Data Makes For Big Innovation
Earlier this month, this newspaper led with a headline that Safaricom’s Fuliza product lent Kshs 6.2 billion in its first month after launch. In case you’re one of those laggards that hasn’t entered the mpesa universe yet, Fuliza was launched by Safaricom in January 2019. Its objective is to help the mpesa user avoid that embarrassing “oh-no” moment when goods or services that she wishes to purchase are literally in hand but the funds to pay are not. I signed up for the product following an SMS blitz by Safaricom as soon as it was launched for no other reason than to just stop the confounded messages coming through. Two weeks later I stood at the supermarket till purchasing items via Mpesa. Lord help me because I came up short, Kshs 434.74 to be precise. Usually I would give a sheepish grin to both the cashier and to the visibly irritated customers behind me and mumble something about “please let me withdraw from my bank” and have to wait several nail biting, interminable minutes as my bank’s mobile app chooses to be slow on that day at that moment. But the Mpesa app immediately prompted me to Fuliza – which, by the way, means “continue” in Swahili. In seconds I had been allowed to overdraw my Mpesa by that amount, the transaction was completed, I got an update that I was charged the princely amount of Kshs 4.35 for the overdraft facility and I now owed Kshs 439.09 due in 30 days. Most importantly, the fellows standing in line behind me never knew that I had run out of funds. At all. The next day I withdrew funds from my bank into Mpesa. Again I got a message in a split second, the outstanding amount had been automatically deducted from my funds. And my available limit was back to the Kshs 12,000 that I had automatically been awarded when I signed up.
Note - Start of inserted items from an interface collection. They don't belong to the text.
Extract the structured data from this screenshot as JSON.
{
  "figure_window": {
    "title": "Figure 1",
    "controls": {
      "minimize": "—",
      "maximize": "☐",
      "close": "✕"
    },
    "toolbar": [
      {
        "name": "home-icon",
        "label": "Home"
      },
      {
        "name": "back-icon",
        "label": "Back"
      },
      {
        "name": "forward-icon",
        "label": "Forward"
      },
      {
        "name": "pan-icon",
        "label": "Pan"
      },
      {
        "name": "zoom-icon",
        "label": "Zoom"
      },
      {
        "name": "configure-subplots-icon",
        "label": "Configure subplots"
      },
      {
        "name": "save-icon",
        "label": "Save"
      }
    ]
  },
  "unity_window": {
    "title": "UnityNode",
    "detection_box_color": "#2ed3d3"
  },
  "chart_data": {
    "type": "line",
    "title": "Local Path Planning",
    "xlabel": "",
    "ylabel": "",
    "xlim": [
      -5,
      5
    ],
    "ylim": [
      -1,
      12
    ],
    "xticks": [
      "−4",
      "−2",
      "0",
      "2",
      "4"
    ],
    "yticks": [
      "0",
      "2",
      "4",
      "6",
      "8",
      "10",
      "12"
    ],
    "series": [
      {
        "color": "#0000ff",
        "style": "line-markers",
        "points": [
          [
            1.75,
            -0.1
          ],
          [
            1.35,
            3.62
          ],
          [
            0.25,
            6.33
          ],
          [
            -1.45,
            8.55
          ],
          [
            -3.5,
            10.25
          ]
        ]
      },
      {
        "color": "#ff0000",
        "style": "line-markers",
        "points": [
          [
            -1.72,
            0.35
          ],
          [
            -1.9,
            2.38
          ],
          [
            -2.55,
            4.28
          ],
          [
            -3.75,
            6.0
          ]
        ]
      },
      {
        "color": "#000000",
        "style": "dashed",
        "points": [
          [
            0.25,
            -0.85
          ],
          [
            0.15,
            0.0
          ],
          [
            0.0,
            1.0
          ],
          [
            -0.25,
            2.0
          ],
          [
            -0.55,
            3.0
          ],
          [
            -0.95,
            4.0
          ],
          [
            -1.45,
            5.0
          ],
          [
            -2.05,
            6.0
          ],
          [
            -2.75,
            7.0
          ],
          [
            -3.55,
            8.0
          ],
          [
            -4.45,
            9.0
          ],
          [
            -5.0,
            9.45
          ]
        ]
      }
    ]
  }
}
Fuliza is a testimony to those two words you see being bandied about miscellaneously: “big data”. Big data are extremely large data sets that may be analysed to reveal patters, trends and associations relating to human behavior and interactions. CBA Bank, the creators of the first Mpesa based lending product Mshwari, used mpesa usage data to feed into their credit algorithm that calculated how credit worthy the loan applicants were. It soon became apparent that about 58% of mpesa transactions failed where the user was sending money to another beneficiary. But about 85% of the same transactions would be repeated within two days, that is, payment to the same beneficiary because funds were now available. It doesn’t take a rocket scientist to see that the data was speaking to a funding gap that would be eliminated within 48 hours as cash came in. In banking-speak this is what an overdraft does: provide a short term cash bridge pending arrival of funds. In the example above, my overdraft interest rate was 1% for a 30 day facility.
If you were to ask the over 400,000 customers that are using Fuliza daily as to what the annualized interest rate (12%) is, they’d tell you that they didn’t care. I certainly didn’t at the point where I was standing at the till with a basket of goods already packed and carefully perched on the counter ready for my hasty exit. Actually neither do the millions of Mshwari customers who are ready to pay a flat fee of 7.5% for a 30 day loan (again, if you annualized that you would get 90%). The Fuliza product currently endures a default rate of less than 1%. So for every 100 shillings that are lent out, less than 1 shilling is lost. The automatic limit that I received of Kshs 12,000 was done without my asking and without my knowledge. The bank just used my data to generate a very important product for me.
To the Kenyan legislature, the lesson here is this: a little bit of research would have led you to see how you could force banks to use the reams of data that they have about their customers to provide a better and differentiated pricing which would have achieved the goal of lowering the cost of loans. Instead, the largely uninformed interest cap route taken has ended up drying credit supply. What these mobile loan applications are telling parliamentarians is that at the end of the day, the retail client is indifferent to the price. He just wants to “fuliza” his life!